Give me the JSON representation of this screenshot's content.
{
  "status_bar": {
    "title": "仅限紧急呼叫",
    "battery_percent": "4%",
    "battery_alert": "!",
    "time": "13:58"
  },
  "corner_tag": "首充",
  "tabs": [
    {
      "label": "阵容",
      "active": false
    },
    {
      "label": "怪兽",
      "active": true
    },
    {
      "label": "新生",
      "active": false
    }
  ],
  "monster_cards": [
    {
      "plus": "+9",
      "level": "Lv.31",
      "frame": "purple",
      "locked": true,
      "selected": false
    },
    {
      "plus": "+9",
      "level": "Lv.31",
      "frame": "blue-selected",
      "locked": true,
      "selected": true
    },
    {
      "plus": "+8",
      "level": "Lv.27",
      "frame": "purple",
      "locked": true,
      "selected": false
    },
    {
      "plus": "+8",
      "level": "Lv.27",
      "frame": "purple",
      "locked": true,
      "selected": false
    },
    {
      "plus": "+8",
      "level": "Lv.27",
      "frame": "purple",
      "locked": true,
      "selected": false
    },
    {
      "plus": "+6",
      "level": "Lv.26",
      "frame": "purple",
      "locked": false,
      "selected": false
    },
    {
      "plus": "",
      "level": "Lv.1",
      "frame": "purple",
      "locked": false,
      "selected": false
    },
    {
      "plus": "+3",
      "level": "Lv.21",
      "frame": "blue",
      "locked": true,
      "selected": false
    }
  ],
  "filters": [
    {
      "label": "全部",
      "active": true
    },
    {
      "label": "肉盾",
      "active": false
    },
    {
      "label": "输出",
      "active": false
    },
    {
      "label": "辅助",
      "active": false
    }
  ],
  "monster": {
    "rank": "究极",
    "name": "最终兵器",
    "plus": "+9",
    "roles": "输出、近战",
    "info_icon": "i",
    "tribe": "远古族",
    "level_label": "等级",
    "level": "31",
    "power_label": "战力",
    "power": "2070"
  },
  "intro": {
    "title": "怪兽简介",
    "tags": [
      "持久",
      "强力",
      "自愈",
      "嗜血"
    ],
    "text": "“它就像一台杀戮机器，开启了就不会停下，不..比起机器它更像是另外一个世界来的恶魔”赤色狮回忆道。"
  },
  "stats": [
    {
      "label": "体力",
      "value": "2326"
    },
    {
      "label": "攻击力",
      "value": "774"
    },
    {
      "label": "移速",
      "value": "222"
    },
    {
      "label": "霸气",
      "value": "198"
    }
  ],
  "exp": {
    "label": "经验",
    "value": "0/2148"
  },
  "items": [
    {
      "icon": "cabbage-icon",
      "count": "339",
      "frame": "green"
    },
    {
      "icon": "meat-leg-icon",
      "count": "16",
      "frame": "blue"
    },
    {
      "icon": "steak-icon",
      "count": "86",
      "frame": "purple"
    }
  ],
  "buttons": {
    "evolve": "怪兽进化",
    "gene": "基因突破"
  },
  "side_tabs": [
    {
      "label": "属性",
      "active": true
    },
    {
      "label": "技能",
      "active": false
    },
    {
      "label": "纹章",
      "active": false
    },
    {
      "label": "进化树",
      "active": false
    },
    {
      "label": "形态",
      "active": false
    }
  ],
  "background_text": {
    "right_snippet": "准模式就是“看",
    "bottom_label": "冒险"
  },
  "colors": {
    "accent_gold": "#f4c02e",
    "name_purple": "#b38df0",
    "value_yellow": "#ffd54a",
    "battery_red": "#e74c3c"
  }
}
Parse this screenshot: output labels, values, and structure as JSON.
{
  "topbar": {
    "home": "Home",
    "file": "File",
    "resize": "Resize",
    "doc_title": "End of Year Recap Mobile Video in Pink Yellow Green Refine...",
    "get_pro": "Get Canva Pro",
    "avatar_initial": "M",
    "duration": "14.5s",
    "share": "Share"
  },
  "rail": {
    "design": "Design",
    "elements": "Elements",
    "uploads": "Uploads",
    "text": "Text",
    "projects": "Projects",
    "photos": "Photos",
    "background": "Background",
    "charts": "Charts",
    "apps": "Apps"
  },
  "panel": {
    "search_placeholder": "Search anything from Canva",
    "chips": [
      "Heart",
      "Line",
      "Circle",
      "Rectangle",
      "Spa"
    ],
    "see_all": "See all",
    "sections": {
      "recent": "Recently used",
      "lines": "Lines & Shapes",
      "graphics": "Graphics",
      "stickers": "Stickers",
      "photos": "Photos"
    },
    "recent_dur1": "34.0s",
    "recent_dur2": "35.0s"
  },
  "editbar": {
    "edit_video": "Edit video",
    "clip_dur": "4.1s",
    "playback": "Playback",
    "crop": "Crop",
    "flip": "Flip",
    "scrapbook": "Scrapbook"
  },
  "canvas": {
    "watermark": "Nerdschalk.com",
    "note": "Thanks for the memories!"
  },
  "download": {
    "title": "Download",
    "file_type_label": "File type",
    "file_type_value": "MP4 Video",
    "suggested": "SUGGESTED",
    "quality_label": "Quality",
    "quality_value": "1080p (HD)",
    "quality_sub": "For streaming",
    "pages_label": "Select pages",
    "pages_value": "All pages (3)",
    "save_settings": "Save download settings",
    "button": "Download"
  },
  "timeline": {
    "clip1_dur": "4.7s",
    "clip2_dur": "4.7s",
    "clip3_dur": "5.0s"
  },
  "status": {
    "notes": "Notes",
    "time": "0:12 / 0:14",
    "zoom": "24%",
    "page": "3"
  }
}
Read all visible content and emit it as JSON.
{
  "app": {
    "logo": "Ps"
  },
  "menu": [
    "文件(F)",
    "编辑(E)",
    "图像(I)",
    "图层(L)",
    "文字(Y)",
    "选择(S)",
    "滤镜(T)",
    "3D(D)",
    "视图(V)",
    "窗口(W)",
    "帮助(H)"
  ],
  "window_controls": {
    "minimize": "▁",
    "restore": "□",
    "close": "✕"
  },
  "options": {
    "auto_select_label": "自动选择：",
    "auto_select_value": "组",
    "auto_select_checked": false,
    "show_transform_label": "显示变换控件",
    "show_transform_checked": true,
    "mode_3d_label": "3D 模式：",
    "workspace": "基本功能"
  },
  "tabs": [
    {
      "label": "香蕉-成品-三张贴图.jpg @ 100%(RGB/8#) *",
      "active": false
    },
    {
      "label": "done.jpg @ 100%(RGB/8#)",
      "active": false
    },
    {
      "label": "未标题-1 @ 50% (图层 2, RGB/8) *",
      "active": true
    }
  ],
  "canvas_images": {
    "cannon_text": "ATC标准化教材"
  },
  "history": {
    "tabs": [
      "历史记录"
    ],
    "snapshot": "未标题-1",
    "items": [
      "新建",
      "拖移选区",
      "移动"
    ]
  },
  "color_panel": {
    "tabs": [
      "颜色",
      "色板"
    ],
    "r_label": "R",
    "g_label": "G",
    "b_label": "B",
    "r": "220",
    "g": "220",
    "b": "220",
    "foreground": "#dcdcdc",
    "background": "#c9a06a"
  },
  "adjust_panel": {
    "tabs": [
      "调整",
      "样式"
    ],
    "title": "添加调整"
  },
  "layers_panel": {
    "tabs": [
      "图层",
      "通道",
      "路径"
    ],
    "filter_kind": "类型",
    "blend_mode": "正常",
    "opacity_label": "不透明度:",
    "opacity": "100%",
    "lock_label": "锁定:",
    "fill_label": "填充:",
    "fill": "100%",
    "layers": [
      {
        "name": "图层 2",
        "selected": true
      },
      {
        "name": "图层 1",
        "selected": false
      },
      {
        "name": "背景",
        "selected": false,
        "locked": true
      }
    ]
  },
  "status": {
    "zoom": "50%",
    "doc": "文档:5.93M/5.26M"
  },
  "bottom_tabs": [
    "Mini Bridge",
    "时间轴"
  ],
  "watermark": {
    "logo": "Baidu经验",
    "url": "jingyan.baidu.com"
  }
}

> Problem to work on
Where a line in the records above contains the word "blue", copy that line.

> Solution for this problem
      "frame": "blue-selected",
      "frame": "blue",
      "frame": "blue"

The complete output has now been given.